Entries taken from a collection
____________

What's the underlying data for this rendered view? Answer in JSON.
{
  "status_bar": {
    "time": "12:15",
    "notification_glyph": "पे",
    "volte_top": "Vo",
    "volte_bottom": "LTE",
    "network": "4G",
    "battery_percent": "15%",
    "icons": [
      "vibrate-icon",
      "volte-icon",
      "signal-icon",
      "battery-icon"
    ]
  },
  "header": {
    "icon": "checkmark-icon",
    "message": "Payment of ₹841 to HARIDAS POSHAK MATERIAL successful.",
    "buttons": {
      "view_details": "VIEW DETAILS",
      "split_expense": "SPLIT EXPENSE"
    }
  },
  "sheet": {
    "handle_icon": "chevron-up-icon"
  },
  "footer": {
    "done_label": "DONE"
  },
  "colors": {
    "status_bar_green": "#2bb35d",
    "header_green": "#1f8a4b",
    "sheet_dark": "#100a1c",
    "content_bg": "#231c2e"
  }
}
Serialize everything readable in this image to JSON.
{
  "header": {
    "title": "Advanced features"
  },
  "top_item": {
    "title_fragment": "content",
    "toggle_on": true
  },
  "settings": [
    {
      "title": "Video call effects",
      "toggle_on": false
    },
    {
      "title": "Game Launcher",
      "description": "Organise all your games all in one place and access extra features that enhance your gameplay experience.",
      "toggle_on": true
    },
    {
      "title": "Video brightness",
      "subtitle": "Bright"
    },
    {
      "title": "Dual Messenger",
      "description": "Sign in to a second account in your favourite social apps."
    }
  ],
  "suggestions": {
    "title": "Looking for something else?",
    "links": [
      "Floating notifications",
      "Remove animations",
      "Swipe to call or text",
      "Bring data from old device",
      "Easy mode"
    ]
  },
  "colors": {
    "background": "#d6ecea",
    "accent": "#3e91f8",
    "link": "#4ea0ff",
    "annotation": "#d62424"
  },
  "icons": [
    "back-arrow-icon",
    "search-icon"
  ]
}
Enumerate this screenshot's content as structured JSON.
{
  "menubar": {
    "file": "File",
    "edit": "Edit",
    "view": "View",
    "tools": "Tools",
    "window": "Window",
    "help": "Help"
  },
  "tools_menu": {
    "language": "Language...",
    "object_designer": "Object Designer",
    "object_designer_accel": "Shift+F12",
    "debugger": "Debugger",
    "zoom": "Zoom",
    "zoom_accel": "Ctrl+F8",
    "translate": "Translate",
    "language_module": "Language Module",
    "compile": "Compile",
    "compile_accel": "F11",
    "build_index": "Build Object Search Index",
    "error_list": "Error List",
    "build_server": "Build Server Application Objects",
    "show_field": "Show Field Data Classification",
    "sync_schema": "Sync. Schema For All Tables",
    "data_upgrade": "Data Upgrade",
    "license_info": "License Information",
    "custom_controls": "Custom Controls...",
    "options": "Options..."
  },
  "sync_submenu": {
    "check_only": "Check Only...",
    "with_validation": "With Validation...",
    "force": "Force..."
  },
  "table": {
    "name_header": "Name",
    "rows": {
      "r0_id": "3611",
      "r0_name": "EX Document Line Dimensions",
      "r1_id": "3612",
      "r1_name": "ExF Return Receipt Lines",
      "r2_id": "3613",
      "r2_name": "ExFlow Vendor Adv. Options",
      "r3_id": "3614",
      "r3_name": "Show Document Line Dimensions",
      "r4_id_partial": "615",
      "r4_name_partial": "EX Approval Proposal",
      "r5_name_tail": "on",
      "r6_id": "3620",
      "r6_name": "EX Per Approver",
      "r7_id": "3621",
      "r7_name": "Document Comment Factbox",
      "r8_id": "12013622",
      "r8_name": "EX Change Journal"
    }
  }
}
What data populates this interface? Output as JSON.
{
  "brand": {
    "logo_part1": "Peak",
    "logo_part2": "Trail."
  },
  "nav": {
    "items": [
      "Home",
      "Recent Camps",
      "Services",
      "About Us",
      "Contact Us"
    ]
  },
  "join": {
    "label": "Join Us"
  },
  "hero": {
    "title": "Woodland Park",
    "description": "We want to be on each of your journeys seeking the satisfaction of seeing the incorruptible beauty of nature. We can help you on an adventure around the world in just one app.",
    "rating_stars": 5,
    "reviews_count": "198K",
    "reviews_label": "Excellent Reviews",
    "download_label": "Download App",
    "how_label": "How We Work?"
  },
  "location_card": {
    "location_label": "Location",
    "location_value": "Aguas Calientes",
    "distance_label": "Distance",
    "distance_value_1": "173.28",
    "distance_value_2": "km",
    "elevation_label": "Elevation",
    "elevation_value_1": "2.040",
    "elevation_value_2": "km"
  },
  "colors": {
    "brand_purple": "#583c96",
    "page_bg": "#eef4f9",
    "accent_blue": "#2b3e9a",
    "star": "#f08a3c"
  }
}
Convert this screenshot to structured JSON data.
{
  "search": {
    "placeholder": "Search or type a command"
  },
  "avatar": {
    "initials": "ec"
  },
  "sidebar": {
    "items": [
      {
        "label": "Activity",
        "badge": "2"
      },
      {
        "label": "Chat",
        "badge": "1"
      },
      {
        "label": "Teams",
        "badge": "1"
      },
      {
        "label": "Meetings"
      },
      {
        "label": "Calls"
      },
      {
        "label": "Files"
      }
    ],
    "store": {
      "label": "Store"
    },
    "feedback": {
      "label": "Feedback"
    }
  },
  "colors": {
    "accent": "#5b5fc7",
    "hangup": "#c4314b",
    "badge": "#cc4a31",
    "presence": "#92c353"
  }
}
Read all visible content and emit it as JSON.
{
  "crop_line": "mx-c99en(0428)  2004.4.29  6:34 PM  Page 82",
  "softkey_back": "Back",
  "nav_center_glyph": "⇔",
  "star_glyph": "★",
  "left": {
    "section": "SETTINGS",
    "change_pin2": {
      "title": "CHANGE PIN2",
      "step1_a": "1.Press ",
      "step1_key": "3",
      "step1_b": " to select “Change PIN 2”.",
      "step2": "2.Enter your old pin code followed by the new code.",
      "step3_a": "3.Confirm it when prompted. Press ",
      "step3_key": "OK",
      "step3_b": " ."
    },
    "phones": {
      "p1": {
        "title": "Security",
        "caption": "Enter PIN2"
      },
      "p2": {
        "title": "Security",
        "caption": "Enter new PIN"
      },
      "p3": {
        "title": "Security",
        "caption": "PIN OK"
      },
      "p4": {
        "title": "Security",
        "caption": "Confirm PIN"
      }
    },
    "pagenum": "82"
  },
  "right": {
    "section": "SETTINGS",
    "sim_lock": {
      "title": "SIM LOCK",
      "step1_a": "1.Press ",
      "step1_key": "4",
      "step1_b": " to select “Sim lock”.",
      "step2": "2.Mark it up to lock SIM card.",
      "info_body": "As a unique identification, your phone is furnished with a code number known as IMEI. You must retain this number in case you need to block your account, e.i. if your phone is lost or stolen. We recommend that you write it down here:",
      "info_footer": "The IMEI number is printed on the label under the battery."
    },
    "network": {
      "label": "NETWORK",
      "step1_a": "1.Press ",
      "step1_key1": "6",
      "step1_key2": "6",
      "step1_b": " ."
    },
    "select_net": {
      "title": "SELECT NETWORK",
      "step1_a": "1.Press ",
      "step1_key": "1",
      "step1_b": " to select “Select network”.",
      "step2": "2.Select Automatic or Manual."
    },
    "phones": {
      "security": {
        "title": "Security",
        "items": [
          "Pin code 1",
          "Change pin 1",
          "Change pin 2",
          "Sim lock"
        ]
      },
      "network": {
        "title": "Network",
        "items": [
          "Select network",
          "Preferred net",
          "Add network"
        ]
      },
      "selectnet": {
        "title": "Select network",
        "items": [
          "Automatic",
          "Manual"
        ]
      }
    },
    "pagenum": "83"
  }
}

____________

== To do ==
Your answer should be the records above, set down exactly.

== Result ==
What's the underlying data for this rendered view? Answer in JSON.
{
  "status_bar": {
    "time": "12:15",
    "notification_glyph": "पे",
    "volte_top": "Vo",
    "volte_bottom": "LTE",
    "network": "4G",
    "battery_percent": "15%",
    "icons": [
      "vibrate-icon",
      "volte-icon",
      "signal-icon",
      "battery-icon"
    ]
  },
  "header": {
    "icon": "checkmark-icon",
    "message": "Payment of ₹841 to HARIDAS POSHAK MATERIAL successful.",
    "buttons": {
      "view_details": "VIEW DETAILS",
      "split_expense": "SPLIT EXPENSE"
    }
  },
  "sheet": {
    "handle_icon": "chevron-up-icon"
  },
  "footer": {
    "done_label": "DONE"
  },
  "colors": {
    "status_bar_green": "#2bb35d",
    "header_green": "#1f8a4b",
    "sheet_dark": "#100a1c",
    "content_bg": "#231c2e"
  }
}
Serialize everything readable in this image to JSON.
{
  "header": {
    "title": "Advanced features"
  },
  "top_item": {
    "title_fragment": "content",
    "toggle_on": true
  },
  "settings": [
    {
      "title": "Video call effects",
      "toggle_on": false
    },
    {
      "title": "Game Launcher",
      "description": "Organise all your games all in one place and access extra features that enhance your gameplay experience.",
      "toggle_on": true
    },
    {
      "title": "Video brightness",
      "subtitle": "Bright"
    },
    {
      "title": "Dual Messenger",
      "description": "Sign in to a second account in your favourite social apps."
    }
  ],
  "suggestions": {
    "title": "Looking for something else?",
    "links": [
      "Floating notifications",
      "Remove animations",
      "Swipe to call or text",
      "Bring data from old device",
      "Easy mode"
    ]
  },
  "colors": {
    "background": "#d6ecea",
    "accent": "#3e91f8",
    "link": "#4ea0ff",
    "annotation": "#d62424"
  },
  "icons": [
    "back-arrow-icon",
    "search-icon"
  ]
}
Enumerate this screenshot's content as structured JSON.
{
  "menubar": {
    "file": "File",
    "edit": "Edit",
    "view": "View",
    "tools": "Tools",
    "window": "Window",
    "help": "Help"
  },
  "tools_menu": {
    "language": "Language...",
    "object_designer": "Object Designer",
    "object_designer_accel": "Shift+F12",
    "debugger": "Debugger",
    "zoom": "Zoom",
    "zoom_accel": "Ctrl+F8",
    "translate": "Translate",
    "language_module": "Language Module",
    "compile": "Compile",
    "compile_accel": "F11",
    "build_index": "Build Object Search Index",
    "error_list": "Error List",
    "build_server": "Build Server Application Objects",
    "show_field": "Show Field Data Classification",
    "sync_schema": "Sync. Schema For All Tables",
    "data_upgrade": "Data Upgrade",
    "license_info": "License Information",
    "custom_controls": "Custom Controls...",
    "options": "Options..."
  },
  "sync_submenu": {
    "check_only": "Check Only...",
    "with_validation": "With Validation...",
    "force": "Force..."
  },
  "table": {
    "name_header": "Name",
    "rows": {
      "r0_id": "3611",
      "r0_name": "EX Document Line Dimensions",
      "r1_id": "3612",
      "r1_name": "ExF Return Receipt Lines",
      "r2_id": "3613",
      "r2_name": "ExFlow Vendor Adv. Options",
      "r3_id": "3614",
      "r3_name": "Show Document Line Dimensions",
      "r4_id_partial": "615",
      "r4_name_partial": "EX Approval Proposal",
      "r5_name_tail": "on",
      "r6_id": "3620",
      "r6_name": "EX Per Approver",
      "r7_id": "3621",
      "r7_name": "Document Comment Factbox",
      "r8_id": "12013622",
      "r8_name": "EX Change Journal"
    }
  }
}
What data populates this interface? Output as JSON.
{
  "brand": {
    "logo_part1": "Peak",
    "logo_part2": "Trail."
  },
  "nav": {
    "items": [
      "Home",
      "Recent Camps",
      "Services",
      "About Us",
      "Contact Us"
    ]
  },
  "join": {
    "label": "Join Us"
  },
  "hero": {
    "title": "Woodland Park",
    "description": "We want to be on each of your journeys seeking the satisfaction of seeing the incorruptible beauty of nature. We can help you on an adventure around the world in just one app.",
    "rating_stars": 5,
    "reviews_count": "198K",
    "reviews_label": "Excellent Reviews",
    "download_label": "Download App",
    "how_label": "How We Work?"
  },
  "location_card": {
    "location_label": "Location",
    "location_value": "Aguas Calientes",
    "distance_label": "Distance",
    "distance_value_1": "173.28",
    "distance_value_2": "km",
    "elevation_label": "Elevation",
    "elevation_value_1": "2.040",
    "elevation_value_2": "km"
  },
  "colors": {
    "brand_purple": "#583c96",
    "page_bg": "#eef4f9",
    "accent_blue": "#2b3e9a",
    "star": "#f08a3c"
  }
}
Convert this screenshot to structured JSON data.
{
  "search": {
    "placeholder": "Search or type a command"
  },
  "avatar": {
    "initials": "ec"
  },
  "sidebar": {
    "items": [
      {
        "label": "Activity",
        "badge": "2"
      },
      {
        "label": "Chat",
        "badge": "1"
      },
      {
        "label": "Teams",
        "badge": "1"
      },
      {
        "label": "Meetings"
      },
      {
        "label": "Calls"
      },
      {
        "label": "Files"
      }
    ],
    "store": {
      "label": "Store"
    },
    "feedback": {
      "label": "Feedback"
    }
  },
  "colors": {
    "accent": "#5b5fc7",
    "hangup": "#c4314b",
    "badge": "#cc4a31",
    "presence": "#92c353"
  }
}
Read all visible content and emit it as JSON.
{
  "crop_line": "mx-c99en(0428)  2004.4.29  6:34 PM  Page 82",
  "softkey_back": "Back",
  "nav_center_glyph": "⇔",
  "star_glyph": "★",
  "left": {
    "section": "SETTINGS",
    "change_pin2": {
      "title": "CHANGE PIN2",
      "step1_a": "1.Press ",
      "step1_key": "3",
      "step1_b": " to select “Change PIN 2”.",
      "step2": "2.Enter your old pin code followed by the new code.",
      "step3_a": "3.Confirm it when prompted. Press ",
      "step3_key": "OK",
      "step3_b": " ."
    },
    "phones": {
      "p1": {
        "title": "Security",
        "caption": "Enter PIN2"
      },
      "p2": {
        "title": "Security",
        "caption": "Enter new PIN"
      },
      "p3": {
        "title": "Security",
        "caption": "PIN OK"
      },
      "p4": {
        "title": "Security",
        "caption": "Confirm PIN"
      }
    },
    "pagenum": "82"
  },
  "right": {
    "section": "SETTINGS",
    "sim_lock": {
      "title": "SIM LOCK",
      "step1_a": "1.Press ",
      "step1_key": "4",
      "step1_b": " to select “Sim lock”.",
      "step2": "2.Mark it up to lock SIM card.",
      "info_body": "As a unique identification, your phone is furnished with a code number known as IMEI. You must retain this number in case you need to block your account, e.i. if your phone is lost or stolen. We recommend that you write it down here:",
      "info_footer": "The IMEI number is printed on the label under the battery."
    },
    "network": {
      "label": "NETWORK",
      "step1_a": "1.Press ",
      "step1_key1": "6",
      "step1_key2": "6",
      "step1_b": " ."
    },
    "select_net": {
      "title": "SELECT NETWORK",
      "step1_a": "1.Press ",
      "step1_key": "1",
      "step1_b": " to select “Select network”.",
      "step2": "2.Select Automatic or Manual."
    },
    "phones": {
      "security": {
        "title": "Security",
        "items": [
          "Pin code 1",
          "Change pin 1",
          "Change pin 2",
          "Sim lock"
        ]
      },
      "network": {
        "title": "Network",
        "items": [
          "Select network",
          "Preferred net",
          "Add network"
        ]
      },
      "selectnet": {
        "title": "Select network",
        "items": [
          "Automatic",
          "Manual"
        ]
      }
    },
    "pagenum": "83"
  }
}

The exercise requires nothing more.